[Web page and app entries]
****************

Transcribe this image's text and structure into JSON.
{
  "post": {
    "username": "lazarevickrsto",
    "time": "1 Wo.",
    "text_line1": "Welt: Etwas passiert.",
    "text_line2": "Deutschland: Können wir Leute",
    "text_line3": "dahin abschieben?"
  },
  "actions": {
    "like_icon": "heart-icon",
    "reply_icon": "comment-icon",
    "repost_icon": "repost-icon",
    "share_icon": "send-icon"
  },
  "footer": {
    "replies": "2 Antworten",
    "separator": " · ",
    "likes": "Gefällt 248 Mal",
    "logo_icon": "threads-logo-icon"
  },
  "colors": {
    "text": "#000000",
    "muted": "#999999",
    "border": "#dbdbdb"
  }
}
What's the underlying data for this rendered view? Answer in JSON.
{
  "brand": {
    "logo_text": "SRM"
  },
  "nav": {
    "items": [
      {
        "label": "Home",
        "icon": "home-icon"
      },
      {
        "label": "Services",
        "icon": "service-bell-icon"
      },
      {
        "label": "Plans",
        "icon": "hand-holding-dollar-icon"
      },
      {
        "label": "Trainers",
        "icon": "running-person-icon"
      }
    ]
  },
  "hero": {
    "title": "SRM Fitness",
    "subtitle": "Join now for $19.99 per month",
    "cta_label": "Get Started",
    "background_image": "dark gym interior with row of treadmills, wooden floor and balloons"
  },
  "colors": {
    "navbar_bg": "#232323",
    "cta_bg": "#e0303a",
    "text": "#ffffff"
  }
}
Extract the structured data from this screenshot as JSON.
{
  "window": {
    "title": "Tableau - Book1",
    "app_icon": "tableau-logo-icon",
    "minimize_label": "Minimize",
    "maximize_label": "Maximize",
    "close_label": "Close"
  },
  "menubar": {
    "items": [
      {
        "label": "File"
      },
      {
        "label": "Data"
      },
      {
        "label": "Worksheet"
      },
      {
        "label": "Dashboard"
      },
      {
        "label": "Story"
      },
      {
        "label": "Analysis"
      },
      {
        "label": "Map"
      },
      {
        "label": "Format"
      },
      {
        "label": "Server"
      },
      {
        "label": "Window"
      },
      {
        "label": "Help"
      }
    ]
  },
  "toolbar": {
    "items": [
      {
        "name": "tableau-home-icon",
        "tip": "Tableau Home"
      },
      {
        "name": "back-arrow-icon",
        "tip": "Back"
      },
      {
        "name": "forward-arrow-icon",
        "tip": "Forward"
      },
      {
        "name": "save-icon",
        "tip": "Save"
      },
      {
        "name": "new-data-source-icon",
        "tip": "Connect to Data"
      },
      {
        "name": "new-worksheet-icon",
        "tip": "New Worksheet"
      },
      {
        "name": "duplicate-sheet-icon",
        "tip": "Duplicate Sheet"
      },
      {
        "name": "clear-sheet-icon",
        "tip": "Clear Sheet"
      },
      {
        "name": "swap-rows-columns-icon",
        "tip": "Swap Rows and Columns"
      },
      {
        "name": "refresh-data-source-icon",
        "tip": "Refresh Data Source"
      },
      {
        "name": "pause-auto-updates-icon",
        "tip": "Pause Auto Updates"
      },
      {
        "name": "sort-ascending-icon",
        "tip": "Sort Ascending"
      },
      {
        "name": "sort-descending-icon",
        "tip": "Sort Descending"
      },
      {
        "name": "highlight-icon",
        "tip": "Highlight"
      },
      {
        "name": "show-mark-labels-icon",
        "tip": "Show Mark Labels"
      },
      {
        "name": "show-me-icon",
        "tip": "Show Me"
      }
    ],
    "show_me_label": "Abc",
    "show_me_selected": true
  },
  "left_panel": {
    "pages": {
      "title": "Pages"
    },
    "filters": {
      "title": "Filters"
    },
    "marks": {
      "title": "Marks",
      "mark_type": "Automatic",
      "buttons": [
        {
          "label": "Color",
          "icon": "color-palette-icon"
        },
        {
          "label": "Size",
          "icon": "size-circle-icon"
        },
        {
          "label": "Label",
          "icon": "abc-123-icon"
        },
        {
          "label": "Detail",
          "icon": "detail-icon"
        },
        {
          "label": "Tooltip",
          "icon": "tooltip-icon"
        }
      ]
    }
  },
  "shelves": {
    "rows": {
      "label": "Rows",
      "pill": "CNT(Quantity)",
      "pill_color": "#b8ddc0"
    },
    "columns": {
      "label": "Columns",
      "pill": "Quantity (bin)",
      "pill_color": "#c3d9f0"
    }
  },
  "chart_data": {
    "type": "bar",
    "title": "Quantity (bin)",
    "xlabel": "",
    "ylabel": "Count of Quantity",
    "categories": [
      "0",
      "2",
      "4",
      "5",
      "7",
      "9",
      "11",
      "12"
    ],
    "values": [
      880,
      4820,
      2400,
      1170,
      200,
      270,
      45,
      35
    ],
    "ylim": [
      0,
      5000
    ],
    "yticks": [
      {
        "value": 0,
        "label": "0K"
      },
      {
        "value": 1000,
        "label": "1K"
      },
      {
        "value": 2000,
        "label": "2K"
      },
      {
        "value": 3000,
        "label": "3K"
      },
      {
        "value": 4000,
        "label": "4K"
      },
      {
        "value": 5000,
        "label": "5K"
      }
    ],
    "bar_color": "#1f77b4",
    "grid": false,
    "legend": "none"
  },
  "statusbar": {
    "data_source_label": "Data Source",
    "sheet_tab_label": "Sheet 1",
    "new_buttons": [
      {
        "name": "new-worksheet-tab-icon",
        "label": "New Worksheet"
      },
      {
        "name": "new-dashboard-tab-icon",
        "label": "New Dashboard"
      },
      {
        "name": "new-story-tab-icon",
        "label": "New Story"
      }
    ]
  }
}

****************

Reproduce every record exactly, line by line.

Transcribe this image's text and structure into JSON.
{
  "post": {
    "username": "lazarevickrsto",
    "time": "1 Wo.",
    "text_line1": "Welt: Etwas passiert.",
    "text_line2": "Deutschland: Können wir Leute",
    "text_line3": "dahin abschieben?"
  },
  "actions": {
    "like_icon": "heart-icon",
    "reply_icon": "comment-icon",
    "repost_icon": "repost-icon",
    "share_icon": "send-icon"
  },
  "footer": {
    "replies": "2 Antworten",
    "separator": " · ",
    "likes": "Gefällt 248 Mal",
    "logo_icon": "threads-logo-icon"
  },
  "colors": {
    "text": "#000000",
    "muted": "#999999",
    "border": "#dbdbdb"
  }
}
What's the underlying data for this rendered view? Answer in JSON.
{
  "brand": {
    "logo_text": "SRM"
  },
  "nav": {
    "items": [
      {
        "label": "Home",
        "icon": "home-icon"
      },
      {
        "label": "Services",
        "icon": "service-bell-icon"
      },
      {
        "label": "Plans",
        "icon": "hand-holding-dollar-icon"
      },
      {
        "label": "Trainers",
        "icon": "running-person-icon"
      }
    ]
  },
  "hero": {
    "title": "SRM Fitness",
    "subtitle": "Join now for $19.99 per month",
    "cta_label": "Get Started",
    "background_image": "dark gym interior with row of treadmills, wooden floor and balloons"
  },
  "colors": {
    "navbar_bg": "#232323",
    "cta_bg": "#e0303a",
    "text": "#ffffff"
  }
}
Extract the structured data from this screenshot as JSON.
{
  "window": {
    "title": "Tableau - Book1",
    "app_icon": "tableau-logo-icon",
    "minimize_label": "Minimize",
    "maximize_label": "Maximize",
    "close_label": "Close"
  },
  "menubar": {
    "items": [
      {
        "label": "File"
      },
      {
        "label": "Data"
      },
      {
        "label": "Worksheet"
      },
      {
        "label": "Dashboard"
      },
      {
        "label": "Story"
      },
      {
        "label": "Analysis"
      },
      {
        "label": "Map"
      },
      {
        "label": "Format"
      },
      {
        "label": "Server"
      },
      {
        "label": "Window"
      },
      {
        "label": "Help"
      }
    ]
  },
  "toolbar": {
    "items": [
      {
        "name": "tableau-home-icon",
        "tip": "Tableau Home"
      },
      {
        "name": "back-arrow-icon",
        "tip": "Back"
      },
      {
        "name": "forward-arrow-icon",
        "tip": "Forward"
      },
      {
        "name": "save-icon",
        "tip": "Save"
      },
      {
        "name": "new-data-source-icon",
        "tip": "Connect to Data"
      },
      {
        "name": "new-worksheet-icon",
        "tip": "New Worksheet"
      },
      {
        "name": "duplicate-sheet-icon",
        "tip": "Duplicate Sheet"
      },
      {
        "name": "clear-sheet-icon",
        "tip": "Clear Sheet"
      },
      {
        "name": "swap-rows-columns-icon",
        "tip": "Swap Rows and Columns"
      },
      {
        "name": "refresh-data-source-icon",
        "tip": "Refresh Data Source"
      },
      {
        "name": "pause-auto-updates-icon",
        "tip": "Pause Auto Updates"
      },
      {
        "name": "sort-ascending-icon",
        "tip": "Sort Ascending"
      },
      {
        "name": "sort-descending-icon",
        "tip": "Sort Descending"
      },
      {
        "name": "highlight-icon",
        "tip": "Highlight"
      },
      {
        "name": "show-mark-labels-icon",
        "tip": "Show Mark Labels"
      },
      {
        "name": "show-me-icon",
        "tip": "Show Me"
      }
    ],
    "show_me_label": "Abc",
    "show_me_selected": true
  },
  "left_panel": {
    "pages": {
      "title": "Pages"
    },
    "filters": {
      "title": "Filters"
    },
    "marks": {
      "title": "Marks",
      "mark_type": "Automatic",
      "buttons": [
        {
          "label": "Color",
          "icon": "color-palette-icon"
        },
        {
          "label": "Size",
          "icon": "size-circle-icon"
        },
        {
          "label": "Label",
          "icon": "abc-123-icon"
        },
        {
          "label": "Detail",
          "icon": "detail-icon"
        },
        {
          "label": "Tooltip",
          "icon": "tooltip-icon"
        }
      ]
    }
  },
  "shelves": {
    "rows": {
      "label": "Rows",
      "pill": "CNT(Quantity)",
      "pill_color": "#b8ddc0"
    },
    "columns": {
      "label": "Columns",
      "pill": "Quantity (bin)",
      "pill_color": "#c3d9f0"
    }
  },
  "chart_data": {
    "type": "bar",
    "title": "Quantity (bin)",
    "xlabel": "",
    "ylabel": "Count of Quantity",
    "categories": [
      "0",
      "2",
      "4",
      "5",
      "7",
      "9",
      "11",
      "12"
    ],
    "values": [
      880,
      4820,
      2400,
      1170,
      200,
      270,
      45,
      35
    ],
    "ylim": [
      0,
      5000
    ],
    "yticks": [
      {
        "value": 0,
        "label": "0K"
      },
      {
        "value": 1000,
        "label": "1K"
      },
      {
        "value": 2000,
        "label": "2K"
      },
      {
        "value": 3000,
        "label": "3K"
      },
      {
        "value": 4000,
        "label": "4K"
      },
      {
        "value": 5000,
        "label": "5K"
      }
    ],
    "bar_color": "#1f77b4",
    "grid": false,
    "legend": "none"
  },
  "statusbar": {
    "data_source_label": "Data Source",
    "sheet_tab_label": "Sheet 1",
    "new_buttons": [
      {
        "name": "new-worksheet-tab-icon",
        "label": "New Worksheet"
      },
      {
        "name": "new-dashboard-tab-icon",
        "label": "New Dashboard"
      },
      {
        "name": "new-story-tab-icon",
        "label": "New Story"
      }
    ]
  }
}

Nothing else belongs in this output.